Confirm client instructions;
Clearly explain the risks;
Assess the suitability of their desired approach; and
Use professional judgement.
3. Maintain current insurance
Part of the qualifications to be an APRA regulated super fund, includes the offer of insurances, and it is highly likely that most of clients seeking advice will have some level of cover in their super. Depending on the size of the fund and existing relationships, there may be times when cover is available at a cheaper rate than retail policies. Depending on the client circumstance and needs, this may be appropriate.
The situation also exists where a client may not be able to obtain cover elsewhere and there is no other effective option.
If, after careful consideration, the option of maintaining a portion of cover through an existing fund is deemed appropriate, there are some areas which need to be addressed prior to the establishment of the SMSF.
Consider the needs and circumstances in detail;
Address the specific disadvantages of maintaining more than one super fund;
Explain the risks of depleting the balance of the fund containing the insurance if it is not managed appropriately;
Discuss the eligibility requirements of the fund maintaining the insurances, such as the need to receive contributions to the fund;
Address the potential increase in costs and complexity of two super funds; and
Ensuring that the binding nomination requirements are maintained throughout the life of the client.
Balance. A key word which can create confusion and strike fear into the heart of the adviser.
Some advisers have a view that the best and most comprehensive insurance strategy must be recommended at all times. In a perfect world, this would seem logical. However, it is not when it is at the detriment of all else.
The consideration of insurance should include the client’s overall situation and discuss reasonable and realistic options which do not undermine the other goals and objectives.
A common scenario we see is the establishment of Life and TPD within superannuation when the client has no dependents or debt. Certain policies within the superannuation environment require Life to be purchased along with TPD but when it is avoidable, determination needs to be made whether there is a need.
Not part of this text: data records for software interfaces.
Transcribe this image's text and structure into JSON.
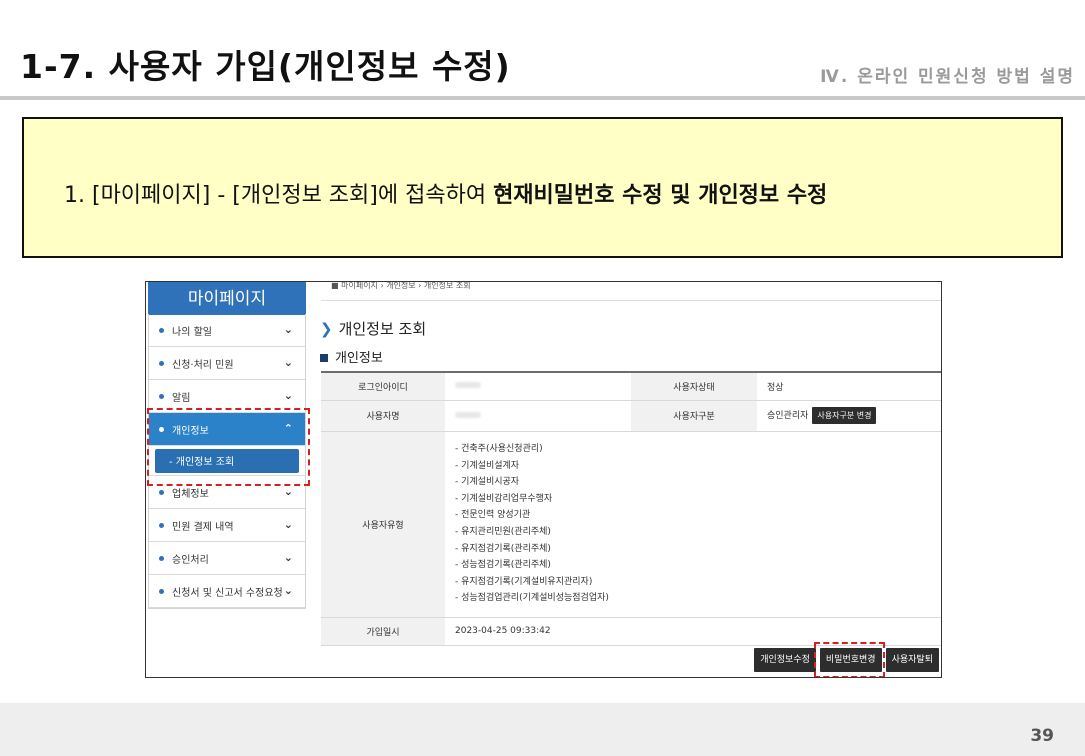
{
  "slide": {
    "title": "1-7. 사용자 가입(개인정보 수정)",
    "section": "Ⅳ. 온라인 민원신청 방법 설명",
    "callout_prefix": "1. [마이페이지] - [개인정보 조회]에 접속하여 ",
    "callout_bold": "현재비밀번호 수정 및 개인정보 수정",
    "page_number": "39"
  },
  "sidebar": {
    "header": "마이페이지",
    "items": [
      {
        "label": "나의 할일",
        "chevron": "⌄"
      },
      {
        "label": "신청·처리 민원",
        "chevron": "⌄"
      },
      {
        "label": "알림",
        "chevron": "⌄"
      },
      {
        "label": "개인정보",
        "chevron": "⌃"
      },
      {
        "label": "업체정보",
        "chevron": "⌄"
      },
      {
        "label": "민원 결제 내역",
        "chevron": "⌄"
      },
      {
        "label": "승인처리",
        "chevron": "⌄"
      },
      {
        "label": "신청서 및 신고서 수정요청",
        "chevron": "⌄"
      }
    ],
    "sub_item": "- 개인정보 조회"
  },
  "main": {
    "breadcrumb": "마이페이지 › 개인정보 › 개인정보 조회",
    "page_title": "개인정보 조회",
    "section_title": "개인정보",
    "labels": {
      "login_id": "로그인아이디",
      "user_status": "사용자상태",
      "user_name": "사용자명",
      "user_class": "사용자구분",
      "user_type": "사용자유형",
      "joined": "가입일시"
    },
    "values": {
      "user_status": "정상",
      "user_class": "승인관리자",
      "joined": "2023-04-25 09:33:42"
    },
    "change_class_button": "사용자구분 변경",
    "user_types": [
      "- 건축주(사용신청관리)",
      "- 기계설비설계자",
      "- 기계설비시공자",
      "- 기계설비감리업무수행자",
      "- 전문인력 양성기관",
      "- 유지관리민원(관리주체)",
      "- 유지점검기록(관리주체)",
      "- 성능점검기록(관리주체)",
      "- 유지점검기록(기계설비유지관리자)",
      "- 성능점검업관리(기계설비성능점검업자)"
    ],
    "buttons": {
      "edit_info": "개인정보수정",
      "change_password": "비밀번호변경",
      "withdraw": "사용자탈퇴"
    }
  },
  "colors": {
    "callout_bg": "#ffffc6",
    "sidebar_blue": "#2f72b9",
    "highlight_red": "#d32020"
  }
}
There are some circumstances where this is un-avoidable, but it is imperative that this is addressed and explained prior to making any decisions. Recommending types of cover that are not needed or amounts of cover that are in excess of needs is inappropriate and not in the client’s best interests.
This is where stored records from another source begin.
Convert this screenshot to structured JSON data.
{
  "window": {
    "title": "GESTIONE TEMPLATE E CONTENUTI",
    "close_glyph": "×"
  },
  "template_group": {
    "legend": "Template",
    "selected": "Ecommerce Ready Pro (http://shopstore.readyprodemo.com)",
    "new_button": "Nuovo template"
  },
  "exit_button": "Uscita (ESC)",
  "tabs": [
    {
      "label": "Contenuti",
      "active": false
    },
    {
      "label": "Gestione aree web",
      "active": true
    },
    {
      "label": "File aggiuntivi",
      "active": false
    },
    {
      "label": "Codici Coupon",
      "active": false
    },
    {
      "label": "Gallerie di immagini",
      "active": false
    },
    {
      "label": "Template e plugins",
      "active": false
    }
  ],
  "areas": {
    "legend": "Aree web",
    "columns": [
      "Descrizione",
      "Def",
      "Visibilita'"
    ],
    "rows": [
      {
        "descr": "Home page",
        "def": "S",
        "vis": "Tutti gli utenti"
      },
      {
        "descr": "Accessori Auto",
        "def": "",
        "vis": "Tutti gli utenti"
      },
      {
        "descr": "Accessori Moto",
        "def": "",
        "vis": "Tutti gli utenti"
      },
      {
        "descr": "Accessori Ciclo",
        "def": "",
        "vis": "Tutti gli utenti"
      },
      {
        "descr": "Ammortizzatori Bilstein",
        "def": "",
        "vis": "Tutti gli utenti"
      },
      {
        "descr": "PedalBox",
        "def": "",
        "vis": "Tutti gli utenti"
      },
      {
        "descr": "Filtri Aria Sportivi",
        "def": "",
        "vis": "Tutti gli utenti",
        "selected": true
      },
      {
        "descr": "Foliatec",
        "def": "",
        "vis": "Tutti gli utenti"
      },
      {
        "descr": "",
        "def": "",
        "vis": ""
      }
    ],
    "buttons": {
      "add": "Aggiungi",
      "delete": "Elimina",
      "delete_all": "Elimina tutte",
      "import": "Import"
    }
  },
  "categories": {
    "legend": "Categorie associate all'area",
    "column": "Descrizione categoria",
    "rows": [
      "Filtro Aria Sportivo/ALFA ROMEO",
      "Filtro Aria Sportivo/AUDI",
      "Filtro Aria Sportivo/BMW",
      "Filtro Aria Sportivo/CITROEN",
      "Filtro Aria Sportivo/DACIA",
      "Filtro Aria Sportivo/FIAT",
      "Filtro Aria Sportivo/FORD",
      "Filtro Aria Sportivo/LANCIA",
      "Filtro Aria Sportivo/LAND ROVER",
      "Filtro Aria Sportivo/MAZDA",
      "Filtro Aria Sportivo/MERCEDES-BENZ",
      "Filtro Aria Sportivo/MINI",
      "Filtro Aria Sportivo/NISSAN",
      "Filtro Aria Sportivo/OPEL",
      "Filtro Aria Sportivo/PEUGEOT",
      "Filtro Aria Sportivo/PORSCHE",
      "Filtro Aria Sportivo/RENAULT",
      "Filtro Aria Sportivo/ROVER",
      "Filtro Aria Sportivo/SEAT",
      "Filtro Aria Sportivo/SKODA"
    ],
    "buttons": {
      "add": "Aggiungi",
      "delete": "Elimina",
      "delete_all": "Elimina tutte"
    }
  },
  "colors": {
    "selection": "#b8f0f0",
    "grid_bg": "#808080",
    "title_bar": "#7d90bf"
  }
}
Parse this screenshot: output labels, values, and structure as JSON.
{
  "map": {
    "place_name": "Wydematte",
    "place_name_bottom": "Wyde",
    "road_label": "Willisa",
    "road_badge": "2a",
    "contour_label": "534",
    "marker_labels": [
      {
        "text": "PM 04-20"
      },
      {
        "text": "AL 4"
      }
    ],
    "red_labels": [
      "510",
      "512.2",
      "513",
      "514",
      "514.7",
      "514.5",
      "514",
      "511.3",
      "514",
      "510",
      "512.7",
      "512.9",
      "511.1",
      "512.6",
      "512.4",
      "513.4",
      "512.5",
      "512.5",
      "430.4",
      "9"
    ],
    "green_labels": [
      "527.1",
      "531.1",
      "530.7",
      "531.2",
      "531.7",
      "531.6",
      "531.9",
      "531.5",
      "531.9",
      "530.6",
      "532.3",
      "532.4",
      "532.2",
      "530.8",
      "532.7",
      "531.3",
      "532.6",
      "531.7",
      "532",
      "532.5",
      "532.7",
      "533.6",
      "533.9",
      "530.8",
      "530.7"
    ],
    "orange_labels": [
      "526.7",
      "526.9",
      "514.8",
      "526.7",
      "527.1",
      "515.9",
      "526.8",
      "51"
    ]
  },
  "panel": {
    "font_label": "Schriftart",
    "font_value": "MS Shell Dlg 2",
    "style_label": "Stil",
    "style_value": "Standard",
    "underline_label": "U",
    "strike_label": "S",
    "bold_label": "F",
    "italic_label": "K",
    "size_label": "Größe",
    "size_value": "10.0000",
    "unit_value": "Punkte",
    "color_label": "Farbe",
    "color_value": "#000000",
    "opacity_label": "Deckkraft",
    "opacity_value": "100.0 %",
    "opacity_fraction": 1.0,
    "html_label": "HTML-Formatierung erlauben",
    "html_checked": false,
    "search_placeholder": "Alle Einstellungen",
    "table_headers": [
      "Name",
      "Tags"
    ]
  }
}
Determine the specific needs for the insurance;
Uncover future plans and requirements;
Assess the ongoing requirements into the future;
Discuss affordability and desired level of control over the policy;
Prioritise and balance the needs and objectives with the ability to fund now and into the future;
Address any detriment to retirement goals which may be caused by the advice; and
5. Affordability and ongoing appropriateness
Trustees of a Self-managed Super Fund must consider the needs of its members. In some cases, the most appropriate option is to place the insurance cover within the superannuation environment, whilst others it is not. Either way, determining the affordability and suitability of the approach largely comes down to what options are available and the sustainability of these.
Whether retail or SMSF, the decision to fund premiums from superannuation is a decision which should not be taken lightly. Considering the client needs and wants in balance with the appropriate plan of action takes a certain level of skill and care, and when insurances are placed in super at the first sign of resistance, some may argue that it is the ‘easy way out’. To avoid this takes effective discovery and consideration.
Discuss the implications of SMSF and personal ownership;
Sufficiently canvass budgeting and cashflow;
Consider the balance of the fund and ongoing contributions;
Consider the ability to make additional contributions;
Assess the potential upfront and ongoing expenses of the fund;
Consider the additional members of the fund, estate planning and succession planning;
Balance the potential insurance advice against the retirement goals; and
Test possible outcomes with the client.